10 high-end PRS electric guitars have found their way into the hands of school kids in Anchorage, Alaska thanks to the U.S. Fish and Wildlife Service.
According to an article in the Anchorage Daily News (opens in new tab), the guitars, shipped from the East Coast and bound for Hong Kong, were intercepted by Fish and Wildlife in July 2018.
The guitars were declared as clothing, but when inspectors opened the cases they found the instruments, which feature Brazilian rosewood, without CITES-required permits.
According to the ADN, Fish and Wildlife started a civil forfeiture proceeding and the instruments – shipped by a dealer, not PRS – were eventually given up.
After looking into whether another federal agency could use the guitars, Fish and Wildlife began seeking to donate or loan them to a nonprofit.

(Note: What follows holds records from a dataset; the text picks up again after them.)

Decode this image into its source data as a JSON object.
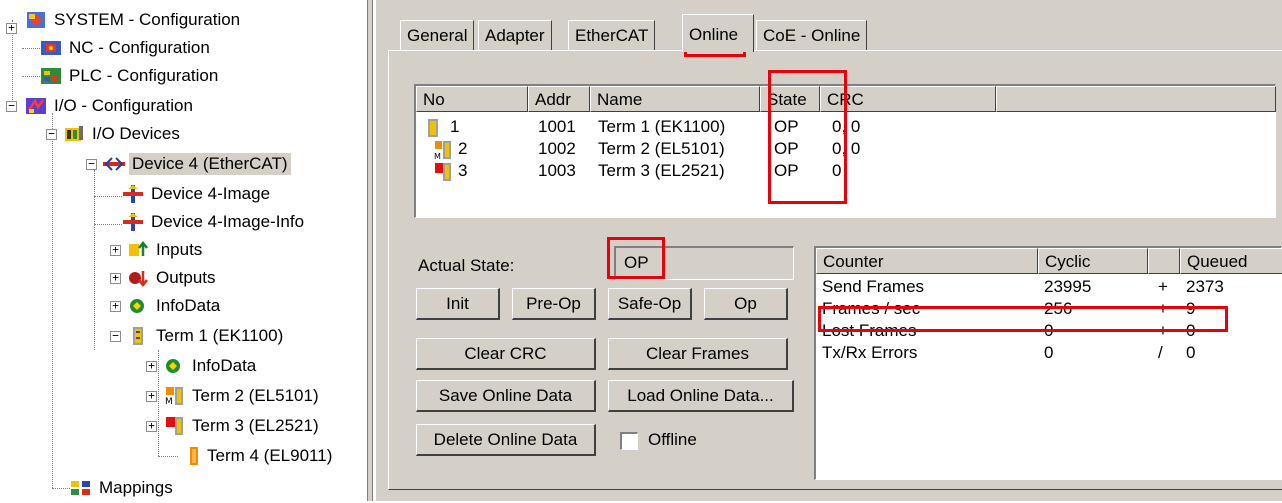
{
  "tree": {
    "system": "SYSTEM - Configuration",
    "nc": "NC - Configuration",
    "plc": "PLC - Configuration",
    "io": "I/O - Configuration",
    "io_devices": "I/O Devices",
    "device4": "Device 4 (EtherCAT)",
    "device4_image": "Device 4-Image",
    "device4_image_info": "Device 4-Image-Info",
    "inputs": "Inputs",
    "outputs": "Outputs",
    "infodata": "InfoData",
    "term1": "Term 1 (EK1100)",
    "term1_infodata": "InfoData",
    "term2": "Term 2 (EL5101)",
    "term3": "Term 3 (EL2521)",
    "term4": "Term 4 (EL9011)",
    "mappings": "Mappings"
  },
  "tabs": [
    "General",
    "Adapter",
    "EtherCAT",
    "Online",
    "CoE - Online"
  ],
  "device_table": {
    "headers": [
      "No",
      "Addr",
      "Name",
      "State",
      "CRC"
    ],
    "rows": [
      {
        "no": "1",
        "addr": "1001",
        "name": "Term 1 (EK1100)",
        "state": "OP",
        "crc": "0, 0"
      },
      {
        "no": "2",
        "addr": "1002",
        "name": "Term 2 (EL5101)",
        "state": "OP",
        "crc": "0, 0"
      },
      {
        "no": "3",
        "addr": "1003",
        "name": "Term 3 (EL2521)",
        "state": "OP",
        "crc": "0"
      }
    ]
  },
  "state": {
    "label": "Actual State:",
    "value": "OP"
  },
  "buttons": {
    "init": "Init",
    "preop": "Pre-Op",
    "safeop": "Safe-Op",
    "op": "Op",
    "clear_crc": "Clear CRC",
    "clear_frames": "Clear Frames",
    "save_online": "Save Online Data",
    "load_online": "Load Online Data...",
    "delete_online": "Delete Online Data",
    "offline": "Offline"
  },
  "counter_table": {
    "headers": [
      "Counter",
      "Cyclic",
      "",
      "Queued"
    ],
    "rows": [
      {
        "counter": "Send Frames",
        "cyclic": "23995",
        "op": "+",
        "queued": "2373"
      },
      {
        "counter": "Frames / sec",
        "cyclic": "256",
        "op": "+",
        "queued": "9"
      },
      {
        "counter": "Lost Frames",
        "cyclic": "0",
        "op": "+",
        "queued": "0"
      },
      {
        "counter": "Tx/Rx Errors",
        "cyclic": "0",
        "op": "/",
        "queued": "0"
      }
    ]
  },
  "colors": {
    "highlight": "#e8000b",
    "window_bg": "#d4d0c8"
  }
}
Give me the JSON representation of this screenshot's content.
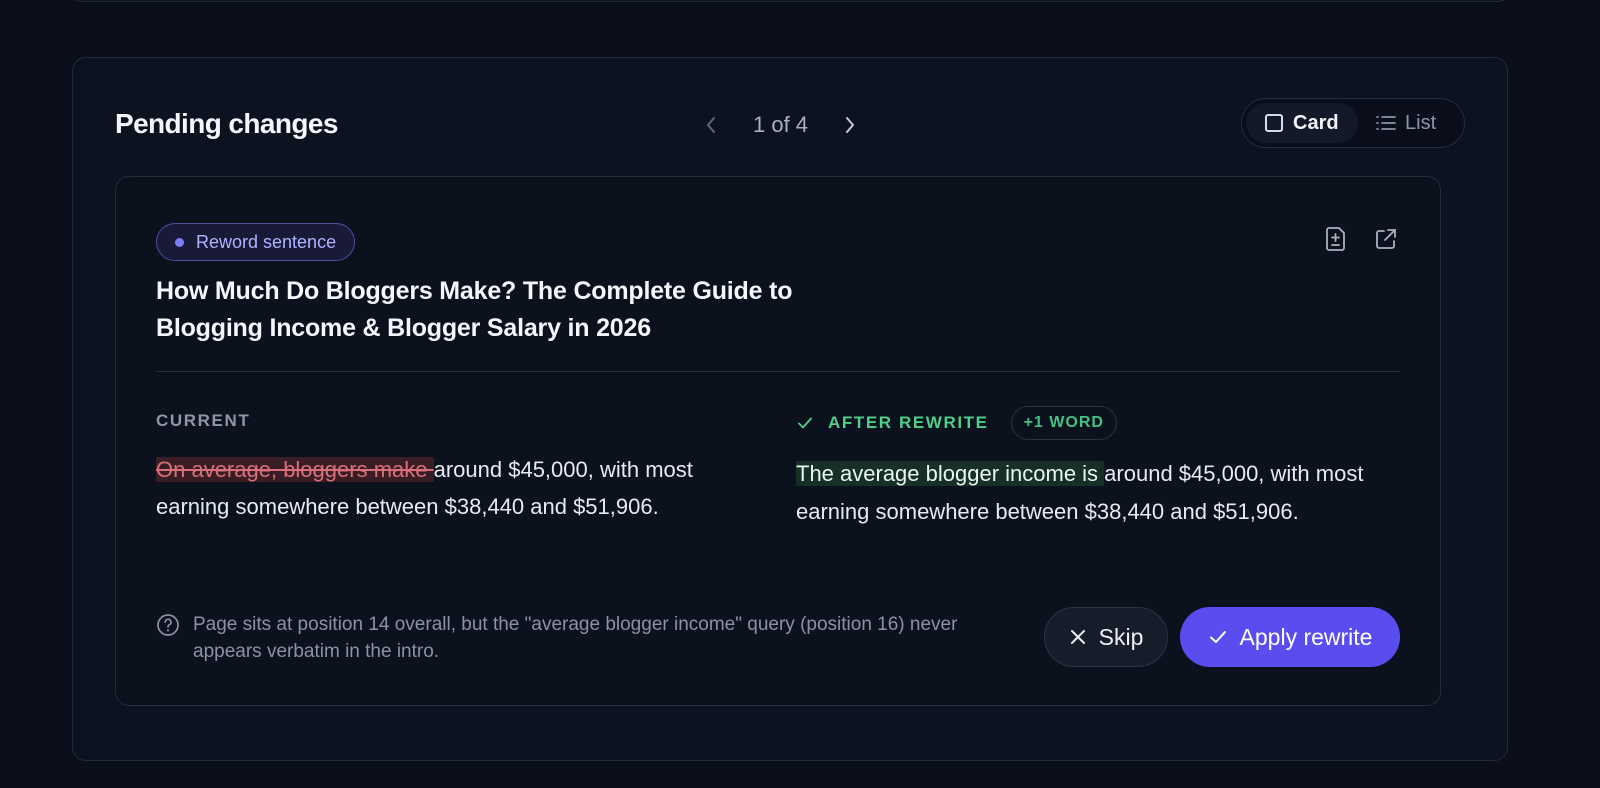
{
  "panel": {
    "title": "Pending changes",
    "pager": {
      "count_text": "1 of 4"
    },
    "view_toggle": {
      "card_label": "Card",
      "list_label": "List",
      "selected": "Card"
    }
  },
  "change": {
    "badge_label": "Reword sentence",
    "article_title": "How Much Do Bloggers Make? The Complete Guide to Blogging Income & Blogger Salary in 2026",
    "current": {
      "label": "CURRENT",
      "removed_text": "On average, bloggers make ",
      "unchanged_text": "around $45,000, with most earning somewhere between $38,440 and $51,906."
    },
    "after": {
      "label": "AFTER REWRITE",
      "word_delta": "+1 WORD",
      "added_text": "The average blogger income is ",
      "unchanged_text": "around $45,000, with most earning somewhere between $38,440 and $51,906."
    },
    "note": "Page sits at position 14 overall, but the \"average blogger income\" query (position 16) never appears verbatim in the intro.",
    "skip_label": "Skip",
    "apply_label": "Apply rewrite"
  },
  "colors": {
    "background": "#0b0f1b",
    "accent": "#5a4df0",
    "badge_text": "#aeb4ff",
    "success": "#4fcf8a",
    "deletion_bg": "#3a1c24",
    "deletion_text": "#d77078",
    "insertion_bg": "#163028"
  },
  "icons": {
    "prev": "chevron-left-icon",
    "next": "chevron-right-icon",
    "card_view": "square-icon",
    "list_view": "list-icon",
    "diff_document": "file-diff-icon",
    "open_external": "external-link-icon",
    "check": "check-icon",
    "help": "question-circle-icon",
    "close": "x-icon"
  }
}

Which is how Bruce Wood, fine arts director for the Anchorage School District, wound up receiving a set of cardboard boxes from Fish and Wildlife.
“I think I knew they were guitars, but I didn’t know if they were little beginner acoustics or nicer acoustics or middle-school instruments,” he said.

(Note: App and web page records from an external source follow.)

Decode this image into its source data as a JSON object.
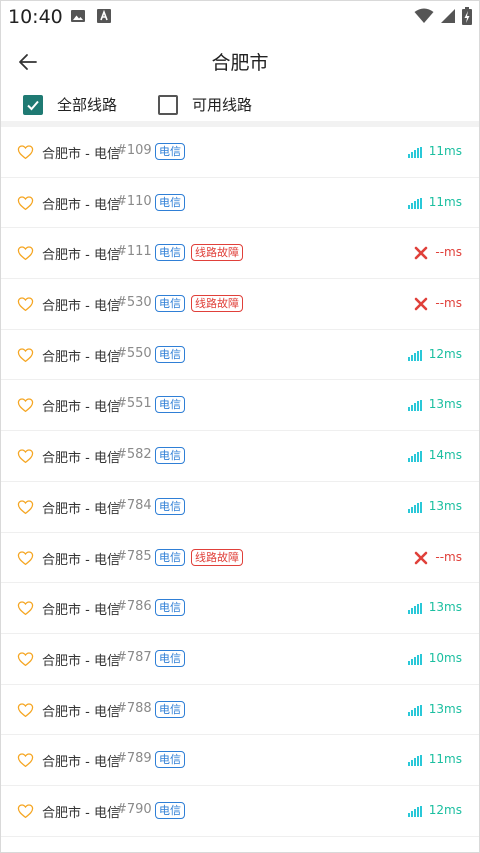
{
  "status_bar": {
    "time": "10:40"
  },
  "header": {
    "title": "合肥市"
  },
  "filters": {
    "all": {
      "label": "全部线路",
      "checked": true
    },
    "available": {
      "label": "可用线路",
      "checked": false
    }
  },
  "routes": [
    {
      "name": "合肥市 - 电信",
      "id": "#109",
      "isp": "电信",
      "fault": "",
      "latency": "11ms",
      "ok": true
    },
    {
      "name": "合肥市 - 电信",
      "id": "#110",
      "isp": "电信",
      "fault": "",
      "latency": "11ms",
      "ok": true
    },
    {
      "name": "合肥市 - 电信",
      "id": "#111",
      "isp": "电信",
      "fault": "线路故障",
      "latency": "--ms",
      "ok": false
    },
    {
      "name": "合肥市 - 电信",
      "id": "#530",
      "isp": "电信",
      "fault": "线路故障",
      "latency": "--ms",
      "ok": false
    },
    {
      "name": "合肥市 - 电信",
      "id": "#550",
      "isp": "电信",
      "fault": "",
      "latency": "12ms",
      "ok": true
    },
    {
      "name": "合肥市 - 电信",
      "id": "#551",
      "isp": "电信",
      "fault": "",
      "latency": "13ms",
      "ok": true
    },
    {
      "name": "合肥市 - 电信",
      "id": "#582",
      "isp": "电信",
      "fault": "",
      "latency": "14ms",
      "ok": true
    },
    {
      "name": "合肥市 - 电信",
      "id": "#784",
      "isp": "电信",
      "fault": "",
      "latency": "13ms",
      "ok": true
    },
    {
      "name": "合肥市 - 电信",
      "id": "#785",
      "isp": "电信",
      "fault": "线路故障",
      "latency": "--ms",
      "ok": false
    },
    {
      "name": "合肥市 - 电信",
      "id": "#786",
      "isp": "电信",
      "fault": "",
      "latency": "13ms",
      "ok": true
    },
    {
      "name": "合肥市 - 电信",
      "id": "#787",
      "isp": "电信",
      "fault": "",
      "latency": "10ms",
      "ok": true
    },
    {
      "name": "合肥市 - 电信",
      "id": "#788",
      "isp": "电信",
      "fault": "",
      "latency": "13ms",
      "ok": true
    },
    {
      "name": "合肥市 - 电信",
      "id": "#789",
      "isp": "电信",
      "fault": "",
      "latency": "11ms",
      "ok": true
    },
    {
      "name": "合肥市 - 电信",
      "id": "#790",
      "isp": "电信",
      "fault": "",
      "latency": "12ms",
      "ok": true
    }
  ],
  "colors": {
    "accent": "#1f7a73",
    "isp": "#2f7fd6",
    "fault": "#e0403a",
    "latency_ok": "#1bbfa0",
    "heart": "#f5a623",
    "signal": "#2ac8d8"
  },
  "icons": {
    "back": "arrow-left-icon",
    "favorite": "heart-outline-icon",
    "signal": "signal-bars-icon",
    "fail": "cross-icon"
  }
}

He opened the first case to reveal a PRS with pearlescent bird inlay and Brazilian rosewood detail, and, he continued, “[f]or the next 45 minutes our jaws were on the floor opening all 10 of these.”
The guitars are reported to range in value from $4,360 to $8,400. On the back they read: “Custom built for U.S.A. only.”
According to Chris Andrews, supervisory inspector with Fish and Wildlife, the guitars are available for the school district to use, but are still agency property and cannot be sold.
The PRS models will be used by the district’s high school jazz bands, the guitar and ukulele teacher and in other capacities.
“Paul Reed Smith makes guitars for Santana and, I mean, he makes the best in the world," Wood reportedly said at an Anchorage school board meeting, "and we now have 10 of them in our district.”